Still less than four years old, HSPA Mobile Broadband, embedded in smartphones, netbooks and dongles, has brought about a mobile data revolution around the world. Nokia Siemens Networks estimates that mobile data traffic grew fourfold in 2008 and will rise a staggering 300-fold in the next five years. Deutsche Telekom CEO Rene Obermann has also said that mobile data traffic is up several hundred percent year-on-year and that he expects that trend to continue.
Now mobile operators have to figure out how to deal with this extraordinary growth in data traffic on their capacity-constrained networks. In the U.S., in particular, raising the capacity issue often leads to the emotive and political debate around the pros and cons of net neutrality – the concept that all data traffic is equal and should be treated as such. But regardless of how that debate is ultimately resolved, mobile operators have a more mundane technical issue to contend with – the need to ensure that real-time services, such as telephone calls and video streaming, have the bandwidth to provide the user with a good quality of experience.
HSPA users are watching videos on YouTube and its rivals just as they would on a fixed-line broadband connection. Unlike opening a Web page or downloading a picture message, which can be completed in bursts, streaming video requires a consistently high data throughput for the duration of the clip – potentially five minutes or more. The growing popularity of streaming music, as opposed to downloading tracks, via services such as Spotify, will further exacerbate the shift away from bursty applications toward services requiring continual access to plenty of bandwidth.
Operators are responding by upgrading their radio access network, moving through the various iterations of HSPA to take their networks from a peak downlink rate of 3.6Mbps up to 14.4Mbps. From there, operators can move to HSPA+, which makes use of MIMO (Multiple-Input, Multiple-Output) capabilities and higher order modulation enhancements to enable greater throughput speeds and higher performance.
By the end of 2009, Telstra in Australia is aiming to raise the peak speed of its HSPA+ network to 42Mbps. Compared to the first iterations of HSPA, HSPA+ can double the data and voice capacity available to the operator. If they have access to the right spectrum, operators will be able to increase the data capacity in their radio network further still by deploying LTE (Long-Term Evolution) technology.
But operators also need to ensure the links between their base stations and their core network, known as backhaul, don’t become a bottleneck.

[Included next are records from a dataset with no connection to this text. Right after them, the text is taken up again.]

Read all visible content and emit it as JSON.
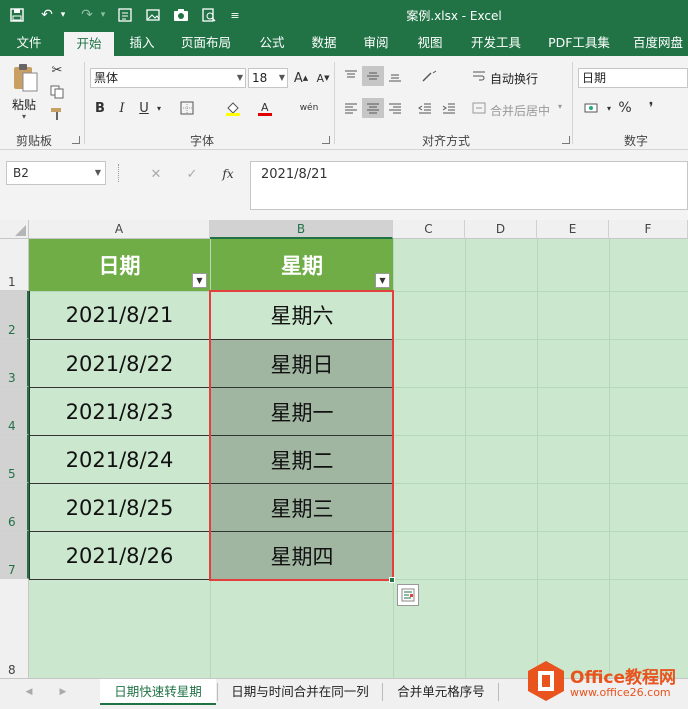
{
  "window": {
    "title": "案例.xlsx - Excel"
  },
  "quick_access": [
    "save-icon",
    "undo-icon",
    "redo-icon",
    "form-icon",
    "image-icon",
    "camera-icon",
    "print-preview-icon",
    "customize-icon"
  ],
  "tabs": [
    {
      "label": "文件"
    },
    {
      "label": "开始"
    },
    {
      "label": "插入"
    },
    {
      "label": "页面布局"
    },
    {
      "label": "公式"
    },
    {
      "label": "数据"
    },
    {
      "label": "审阅"
    },
    {
      "label": "视图"
    },
    {
      "label": "开发工具"
    },
    {
      "label": "PDF工具集"
    },
    {
      "label": "百度网盘"
    }
  ],
  "ribbon": {
    "clipboard": {
      "paste_label": "粘贴",
      "group_label": "剪贴板"
    },
    "font": {
      "name": "黑体",
      "size": "18",
      "group_label": "字体",
      "bold": "B",
      "italic": "I",
      "underline": "U",
      "phonetic": "wén"
    },
    "alignment": {
      "wrap_text": "自动换行",
      "merge_center": "合并后居中",
      "group_label": "对齐方式"
    },
    "number": {
      "format": "日期",
      "group_label": "数字",
      "percent": "%"
    },
    "accent": "#217346"
  },
  "formula_bar": {
    "name_box": "B2",
    "fx": "fx",
    "formula": "2021/8/21"
  },
  "grid": {
    "columns": [
      "A",
      "B",
      "C",
      "D",
      "E",
      "F"
    ],
    "rows": [
      "1",
      "2",
      "3",
      "4",
      "5",
      "6",
      "7",
      "8"
    ],
    "header": {
      "a": "日期",
      "b": "星期"
    },
    "data": [
      {
        "date": "2021/8/21",
        "weekday": "星期六"
      },
      {
        "date": "2021/8/22",
        "weekday": "星期日"
      },
      {
        "date": "2021/8/23",
        "weekday": "星期一"
      },
      {
        "date": "2021/8/24",
        "weekday": "星期二"
      },
      {
        "date": "2021/8/25",
        "weekday": "星期三"
      },
      {
        "date": "2021/8/26",
        "weekday": "星期四"
      }
    ],
    "selection_color": "#e2403f",
    "header_color": "#70ad47"
  },
  "sheets": [
    {
      "label": "日期快速转星期"
    },
    {
      "label": "日期与时间合并在同一列"
    },
    {
      "label": "合并单元格序号"
    }
  ],
  "watermark": {
    "brand": "Office教程网",
    "url": "www.office26.com"
  }
}
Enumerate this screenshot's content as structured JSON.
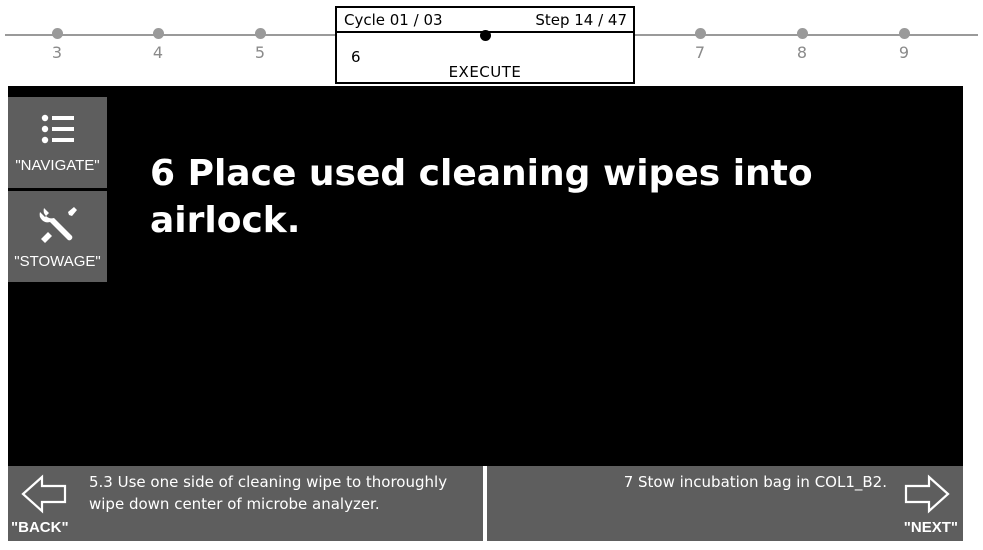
{
  "timeline": {
    "steps_before": [
      "3",
      "4",
      "5"
    ],
    "steps_after": [
      "7",
      "8",
      "9"
    ]
  },
  "current": {
    "cycle": "Cycle 01 / 03",
    "step": "Step 14 / 47",
    "number": "6",
    "mode": "EXECUTE"
  },
  "sidebar": {
    "navigate_label": "\"NAVIGATE\"",
    "navigate_icon": "list-icon",
    "stowage_label": "\"STOWAGE\"",
    "stowage_icon": "tools-icon"
  },
  "main": {
    "instruction": "6 Place used cleaning wipes into airlock."
  },
  "nav": {
    "back_label": "\"BACK\"",
    "back_text": "5.3 Use one side of cleaning wipe to thoroughly wipe down center of microbe analyzer.",
    "back_icon": "arrow-left-icon",
    "next_label": "\"NEXT\"",
    "next_text": "7 Stow incubation bag in COL1_B2.",
    "next_icon": "arrow-right-icon"
  },
  "colors": {
    "panel_gray": "#5e5e5e",
    "timeline_gray": "#9a9a9a",
    "main_background": "#000000",
    "text_white": "#ffffff"
  }
}
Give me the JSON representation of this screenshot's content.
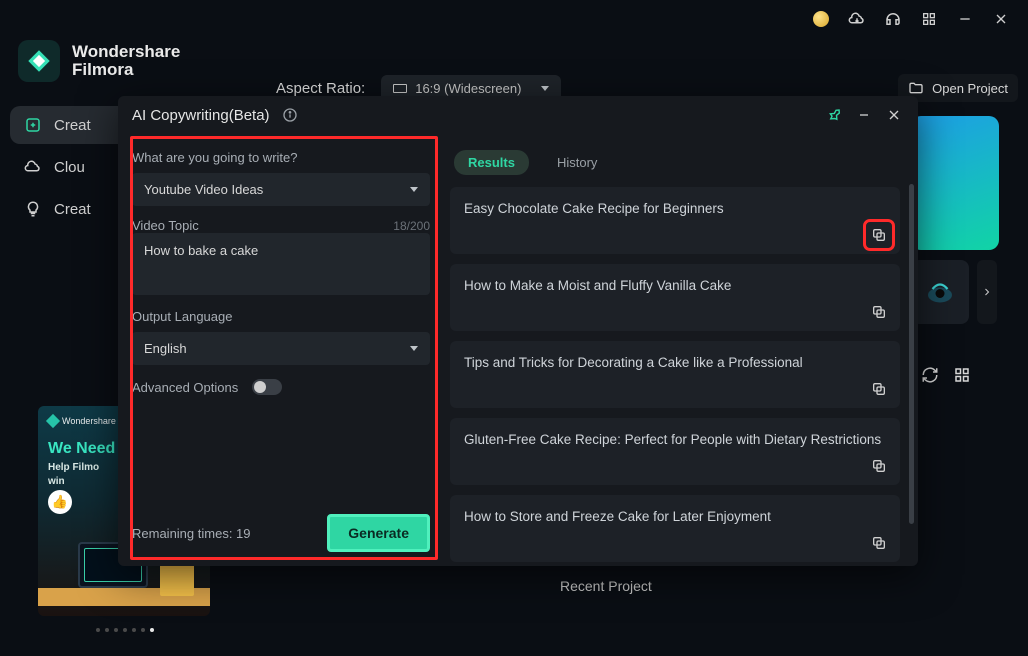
{
  "app": {
    "brand1": "Wondershare",
    "brand2": "Filmora"
  },
  "titlebar_icons": [
    "crown-icon",
    "cloud-download-icon",
    "headset-icon",
    "grid-icon",
    "minimize-icon",
    "close-icon"
  ],
  "sidebar": {
    "items": [
      {
        "label": "Creat",
        "icon": "plus-square-icon",
        "active": true
      },
      {
        "label": "Clou",
        "icon": "cloud-icon",
        "active": false
      },
      {
        "label": "Creat",
        "icon": "bulb-icon",
        "active": false
      }
    ]
  },
  "promo": {
    "brand": "Wondershare Filmora",
    "headline": "We Need",
    "sub": "Help Filmo",
    "win": "win"
  },
  "toolbar": {
    "aspect_label": "Aspect Ratio:",
    "aspect_value": "16:9 (Widescreen)",
    "open_project": "Open Project"
  },
  "recent_label": "Recent Project",
  "modal": {
    "title": "AI Copywriting(Beta)",
    "left": {
      "q_label": "What are you going to write?",
      "type_value": "Youtube Video Ideas",
      "topic_label": "Video Topic",
      "topic_value": "How to bake a cake",
      "counter": "18/200",
      "lang_label": "Output Language",
      "lang_value": "English",
      "adv_label": "Advanced Options",
      "remaining": "Remaining times: 19",
      "generate": "Generate"
    },
    "right": {
      "tab_results": "Results",
      "tab_history": "History",
      "results": [
        "Easy Chocolate Cake Recipe for Beginners",
        "How to Make a Moist and Fluffy Vanilla Cake",
        "Tips and Tricks for Decorating a Cake like a Professional",
        "Gluten-Free Cake Recipe: Perfect for People with Dietary Restrictions",
        "How to Store and Freeze Cake for Later Enjoyment"
      ]
    }
  }
}
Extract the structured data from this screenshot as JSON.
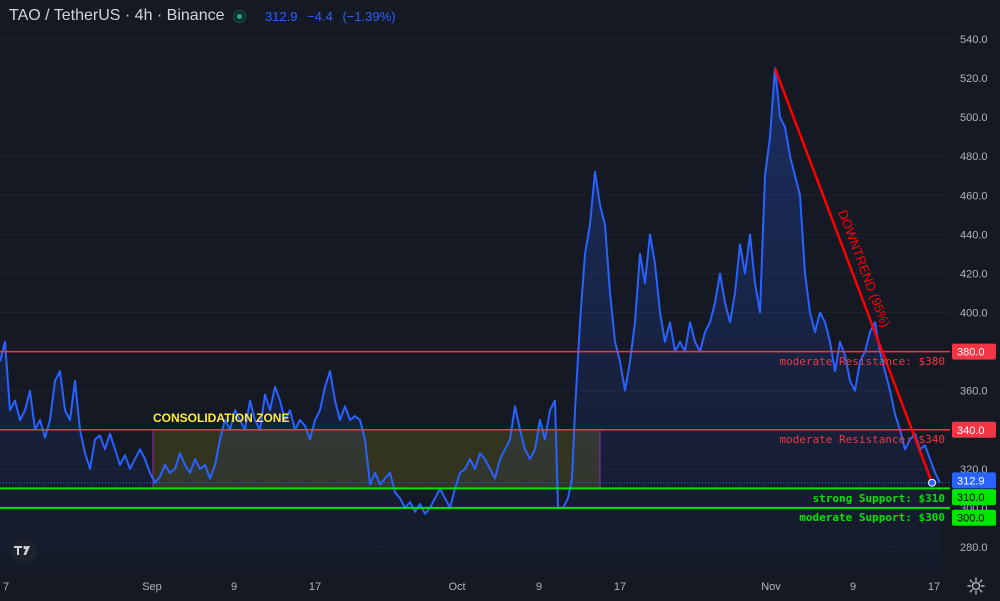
{
  "header": {
    "symbol": "TAO / TetherUS · 4h · Binance",
    "price": "312.9",
    "change": "−4.4",
    "change_pct": "(−1.39%)"
  },
  "colors": {
    "background": "#151924",
    "price_line": "#2962ff",
    "resistance": "#f23645",
    "support": "#00e600",
    "consolidation_fill": "#3d3d1e",
    "consolidation_border": "#9c27b0",
    "label_yellow": "#ffeb3b",
    "axis_text": "#b2b5be"
  },
  "chart_data": {
    "type": "line",
    "x_tick_labels": [
      "7",
      "Sep",
      "9",
      "17",
      "Oct",
      "9",
      "17",
      "Nov",
      "9",
      "17"
    ],
    "y_ticks": [
      280.0,
      300.0,
      320.0,
      340.0,
      360.0,
      380.0,
      400.0,
      420.0,
      440.0,
      460.0,
      480.0,
      500.0,
      520.0,
      540.0
    ],
    "ylim": [
      272,
      550
    ],
    "current_price": 312.9,
    "current_price_label": "312.9",
    "price_series": [
      [
        0,
        375
      ],
      [
        5,
        385
      ],
      [
        10,
        350
      ],
      [
        15,
        355
      ],
      [
        20,
        345
      ],
      [
        25,
        350
      ],
      [
        30,
        360
      ],
      [
        35,
        340
      ],
      [
        40,
        345
      ],
      [
        45,
        336
      ],
      [
        50,
        345
      ],
      [
        55,
        365
      ],
      [
        60,
        370
      ],
      [
        65,
        350
      ],
      [
        70,
        345
      ],
      [
        75,
        365
      ],
      [
        80,
        340
      ],
      [
        85,
        328
      ],
      [
        90,
        320
      ],
      [
        95,
        335
      ],
      [
        100,
        337
      ],
      [
        105,
        330
      ],
      [
        110,
        338
      ],
      [
        115,
        330
      ],
      [
        120,
        322
      ],
      [
        125,
        327
      ],
      [
        130,
        320
      ],
      [
        135,
        325
      ],
      [
        140,
        330
      ],
      [
        145,
        325
      ],
      [
        150,
        318
      ],
      [
        155,
        313
      ],
      [
        160,
        316
      ],
      [
        165,
        322
      ],
      [
        170,
        318
      ],
      [
        175,
        320
      ],
      [
        180,
        328
      ],
      [
        185,
        322
      ],
      [
        190,
        318
      ],
      [
        195,
        325
      ],
      [
        200,
        320
      ],
      [
        205,
        322
      ],
      [
        210,
        315
      ],
      [
        215,
        322
      ],
      [
        220,
        335
      ],
      [
        225,
        345
      ],
      [
        230,
        340
      ],
      [
        235,
        350
      ],
      [
        240,
        345
      ],
      [
        245,
        340
      ],
      [
        250,
        355
      ],
      [
        255,
        345
      ],
      [
        260,
        340
      ],
      [
        265,
        358
      ],
      [
        270,
        350
      ],
      [
        275,
        362
      ],
      [
        280,
        355
      ],
      [
        285,
        345
      ],
      [
        290,
        350
      ],
      [
        295,
        340
      ],
      [
        300,
        345
      ],
      [
        305,
        342
      ],
      [
        310,
        335
      ],
      [
        315,
        345
      ],
      [
        320,
        350
      ],
      [
        325,
        362
      ],
      [
        330,
        370
      ],
      [
        335,
        355
      ],
      [
        340,
        345
      ],
      [
        345,
        352
      ],
      [
        350,
        345
      ],
      [
        355,
        347
      ],
      [
        360,
        345
      ],
      [
        365,
        335
      ],
      [
        370,
        312
      ],
      [
        375,
        318
      ],
      [
        380,
        312
      ],
      [
        385,
        315
      ],
      [
        390,
        318
      ],
      [
        395,
        308
      ],
      [
        400,
        305
      ],
      [
        405,
        300
      ],
      [
        410,
        303
      ],
      [
        415,
        298
      ],
      [
        420,
        302
      ],
      [
        425,
        297
      ],
      [
        430,
        300
      ],
      [
        435,
        305
      ],
      [
        440,
        310
      ],
      [
        445,
        305
      ],
      [
        450,
        300
      ],
      [
        455,
        310
      ],
      [
        460,
        318
      ],
      [
        465,
        320
      ],
      [
        470,
        325
      ],
      [
        475,
        320
      ],
      [
        480,
        328
      ],
      [
        485,
        325
      ],
      [
        490,
        320
      ],
      [
        495,
        315
      ],
      [
        500,
        325
      ],
      [
        505,
        330
      ],
      [
        510,
        335
      ],
      [
        515,
        352
      ],
      [
        520,
        340
      ],
      [
        525,
        330
      ],
      [
        530,
        325
      ],
      [
        535,
        330
      ],
      [
        540,
        345
      ],
      [
        545,
        335
      ],
      [
        550,
        350
      ],
      [
        555,
        355
      ],
      [
        558,
        300
      ],
      [
        563,
        300
      ],
      [
        568,
        305
      ],
      [
        572,
        315
      ],
      [
        575,
        350
      ],
      [
        580,
        395
      ],
      [
        585,
        430
      ],
      [
        590,
        445
      ],
      [
        595,
        472
      ],
      [
        600,
        455
      ],
      [
        605,
        445
      ],
      [
        610,
        410
      ],
      [
        615,
        385
      ],
      [
        620,
        375
      ],
      [
        625,
        360
      ],
      [
        630,
        375
      ],
      [
        635,
        395
      ],
      [
        640,
        430
      ],
      [
        645,
        415
      ],
      [
        650,
        440
      ],
      [
        655,
        425
      ],
      [
        660,
        400
      ],
      [
        665,
        385
      ],
      [
        670,
        395
      ],
      [
        675,
        380
      ],
      [
        680,
        385
      ],
      [
        685,
        380
      ],
      [
        690,
        395
      ],
      [
        695,
        385
      ],
      [
        700,
        380
      ],
      [
        705,
        390
      ],
      [
        710,
        395
      ],
      [
        715,
        405
      ],
      [
        720,
        420
      ],
      [
        725,
        405
      ],
      [
        730,
        395
      ],
      [
        735,
        410
      ],
      [
        740,
        435
      ],
      [
        745,
        420
      ],
      [
        750,
        440
      ],
      [
        755,
        415
      ],
      [
        760,
        400
      ],
      [
        765,
        470
      ],
      [
        770,
        490
      ],
      [
        775,
        525
      ],
      [
        780,
        500
      ],
      [
        785,
        495
      ],
      [
        790,
        480
      ],
      [
        795,
        470
      ],
      [
        800,
        460
      ],
      [
        805,
        420
      ],
      [
        810,
        400
      ],
      [
        815,
        390
      ],
      [
        820,
        400
      ],
      [
        825,
        395
      ],
      [
        830,
        385
      ],
      [
        835,
        370
      ],
      [
        840,
        385
      ],
      [
        845,
        378
      ],
      [
        850,
        365
      ],
      [
        855,
        360
      ],
      [
        860,
        375
      ],
      [
        865,
        380
      ],
      [
        870,
        390
      ],
      [
        875,
        395
      ],
      [
        880,
        380
      ],
      [
        885,
        370
      ],
      [
        890,
        360
      ],
      [
        895,
        348
      ],
      [
        900,
        340
      ],
      [
        905,
        330
      ],
      [
        910,
        335
      ],
      [
        915,
        338
      ],
      [
        920,
        330
      ],
      [
        925,
        332
      ],
      [
        930,
        325
      ],
      [
        935,
        318
      ],
      [
        940,
        312.9
      ]
    ],
    "annotations": {
      "resistance_380_label": "moderate Resistance: $380",
      "resistance_340_label": "moderate Resistance: $340",
      "support_310_label": "strong Support: $310",
      "support_300_label": "moderate Support: $300",
      "consolidation_label": "CONSOLIDATION ZONE",
      "downtrend_label": "DOWNTREND (95%)",
      "axis_380": "380.0",
      "axis_340": "340.0",
      "axis_310": "310.0",
      "axis_300": "300.0"
    },
    "levels": {
      "resistance": [
        380,
        340
      ],
      "support": [
        310,
        300
      ]
    },
    "consolidation_zone": {
      "y_top": 340,
      "y_bottom": 310
    },
    "downtrend": {
      "from": 525,
      "to": 312.9
    }
  },
  "icons": {
    "settings": "gear-icon",
    "logo": "tradingview-logo-icon",
    "status": "market-open-dot-icon"
  }
}
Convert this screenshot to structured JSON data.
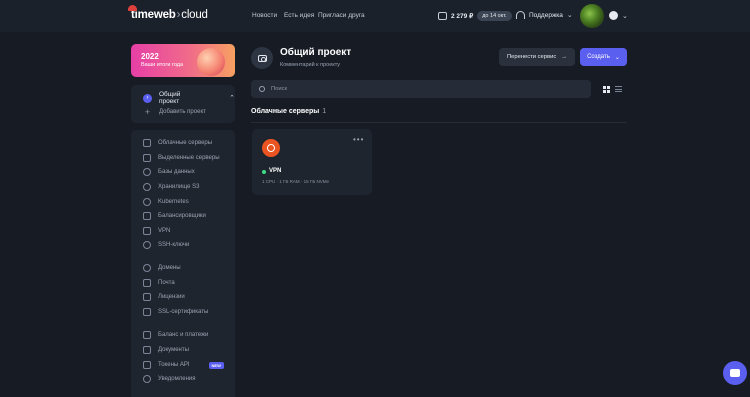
{
  "brand": {
    "name": "timeweb",
    "product": "cloud"
  },
  "nav": [
    "Новости",
    "Есть идея",
    "Пригласи друга"
  ],
  "balance": {
    "amount": "2 279 ₽",
    "until": "до 14 окт."
  },
  "support": {
    "label": "Поддержка"
  },
  "promo": {
    "year": "2022",
    "text": "Ваши итоги года"
  },
  "sidebar": {
    "project": {
      "name": "Общий проект",
      "add_label": "Добавить проект"
    },
    "group1": [
      "Облачные серверы",
      "Выделенные серверы",
      "Базы данных",
      "Хранилище S3",
      "Kubernetes",
      "Балансировщики",
      "VPN",
      "SSH-ключи"
    ],
    "group2": [
      "Домены",
      "Почта",
      "Лицензии",
      "SSL-сертификаты"
    ],
    "group3": [
      "Баланс и платежи",
      "Документы",
      "Токены API",
      "Уведомления"
    ],
    "new_badge": "NEW"
  },
  "main": {
    "title": "Общий проект",
    "subtitle": "Комментарий к проекту",
    "move_button": "Перенести сервис",
    "create_button": "Создать",
    "search_placeholder": "Поиск",
    "section_title": "Облачные серверы",
    "section_count": "1"
  },
  "server": {
    "name": "VPN",
    "specs": "1 CPU · 1 ГБ RAM · 15 ГБ NVMe",
    "os_icon": "ubuntu-icon",
    "status_color": "#3ddc84"
  },
  "colors": {
    "accent": "#5b5ff0",
    "background": "#161b24",
    "panel": "#1f252f"
  }
}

Up to now, they have tended to install fatter and fatter pipes, over-provisioning these backhaul links, so they have enough capacity even at peak times. But with the exponential growth in mobile data traffic, operators are finding this approach increasingly expensive.
As they grapple with the rapidly rising levels of mobile data traffic, operators are also seeking to make the transition to “all-IP” networks. In the long term, moving entirely to IP could reduce their costs significantly, because they will no longer have to own, operate and maintain multiple, parallel networks.
To make this transition work, mobile operators will eventually need to take the radical step of moving their voice traffic onto IP as well. Radical because their customers have grown accustomed to the reliability, availability and good quality of experience (meaning that you can actually hold a conversation with the person you’re calling) provided by today’s circuit-switched mobile voice services.
In moving to all-IP, voice traffic has to share the same pipes with all the other IP-based services, including video and music streaming. And voice is fundamentally different from many other real-time services. Technically speaking, it is relatively tolerant of glitches on the line (Bit Error Rate or BER), but is highly sensitive to excessive delay. By contrast, a service like video-on-demand is not sensitive to delay in the same way, but highly sensitive to glitches (which result in screen blocking).
One solution is deep packet inspection (DPI) – the ability to look inside the traffic crossing the edge of the operator network in order to determine, at a fine level of detail, the characteristics of each packet and to which application or service it belongs. This information enables the operator to shape the traffic, giving priority to voice calls and other real-time applications, such as video and music streaming, while reducing the network capacity allocated to Web browsing, downloads, e-mails and other messaging applications.
Whatever you think about net neutrality, there is no escaping the fact that many mobile networks have or will soon reach a point where the quantity of data traffic exceeds the available capacity to transport it. Operators have to be allowed, and be trusted, to implement technologies to ensure users can have high-quality voice calls, without degrading the quality of service provided to other applications.
Dan Warren is director of technology at GSMA.
Filed Under: Infrastructure